**EXERCISE PROMPT:** Reproduce the records below exactly as shown.

(INPUT DATA Opens)

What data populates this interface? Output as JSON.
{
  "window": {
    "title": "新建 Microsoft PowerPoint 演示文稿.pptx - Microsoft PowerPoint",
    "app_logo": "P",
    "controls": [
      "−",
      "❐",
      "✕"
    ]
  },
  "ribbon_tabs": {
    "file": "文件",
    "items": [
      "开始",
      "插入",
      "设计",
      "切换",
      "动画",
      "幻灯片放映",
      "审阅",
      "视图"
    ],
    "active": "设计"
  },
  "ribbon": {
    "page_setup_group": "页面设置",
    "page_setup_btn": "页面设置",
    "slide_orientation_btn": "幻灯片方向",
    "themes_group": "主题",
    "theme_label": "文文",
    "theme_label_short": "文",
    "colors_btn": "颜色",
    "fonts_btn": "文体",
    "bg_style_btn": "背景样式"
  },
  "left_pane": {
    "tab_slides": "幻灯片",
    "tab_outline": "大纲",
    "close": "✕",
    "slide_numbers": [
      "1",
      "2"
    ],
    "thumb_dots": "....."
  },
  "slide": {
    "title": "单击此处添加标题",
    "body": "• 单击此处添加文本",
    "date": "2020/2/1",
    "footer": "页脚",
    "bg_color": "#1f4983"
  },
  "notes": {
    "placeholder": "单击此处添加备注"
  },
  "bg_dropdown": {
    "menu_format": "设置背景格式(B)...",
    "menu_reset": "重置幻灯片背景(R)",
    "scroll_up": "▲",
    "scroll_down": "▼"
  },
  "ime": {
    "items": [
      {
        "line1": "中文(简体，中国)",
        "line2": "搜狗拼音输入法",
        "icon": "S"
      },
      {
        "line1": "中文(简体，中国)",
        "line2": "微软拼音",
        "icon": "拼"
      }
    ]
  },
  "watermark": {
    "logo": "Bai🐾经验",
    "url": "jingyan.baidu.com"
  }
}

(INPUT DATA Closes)

**SOLUTION TO THIS TASK:**
What data populates this interface? Output as JSON.
{
  "window": {
    "title": "新建 Microsoft PowerPoint 演示文稿.pptx - Microsoft PowerPoint",
    "app_logo": "P",
    "controls": [
      "−",
      "❐",
      "✕"
    ]
  },
  "ribbon_tabs": {
    "file": "文件",
    "items": [
      "开始",
      "插入",
      "设计",
      "切换",
      "动画",
      "幻灯片放映",
      "审阅",
      "视图"
    ],
    "active": "设计"
  },
  "ribbon": {
    "page_setup_group": "页面设置",
    "page_setup_btn": "页面设置",
    "slide_orientation_btn": "幻灯片方向",
    "themes_group": "主题",
    "theme_label": "文文",
    "theme_label_short": "文",
    "colors_btn": "颜色",
    "fonts_btn": "文体",
    "bg_style_btn": "背景样式"
  },
  "left_pane": {
    "tab_slides": "幻灯片",
    "tab_outline": "大纲",
    "close": "✕",
    "slide_numbers": [
      "1",
      "2"
    ],
    "thumb_dots": "....."
  },
  "slide": {
    "title": "单击此处添加标题",
    "body": "• 单击此处添加文本",
    "date": "2020/2/1",
    "footer": "页脚",
    "bg_color": "#1f4983"
  },
  "notes": {
    "placeholder": "单击此处添加备注"
  },
  "bg_dropdown": {
    "menu_format": "设置背景格式(B)...",
    "menu_reset": "重置幻灯片背景(R)",
    "scroll_up": "▲",
    "scroll_down": "▼"
  },
  "ime": {
    "items": [
      {
        "line1": "中文(简体，中国)",
        "line2": "搜狗拼音输入法",
        "icon": "S"
      },
      {
        "line1": "中文(简体，中国)",
        "line2": "微软拼音",
        "icon": "拼"
      }
    ]
  },
  "watermark": {
    "logo": "Bai🐾经验",
    "url": "jingyan.baidu.com"
  }
}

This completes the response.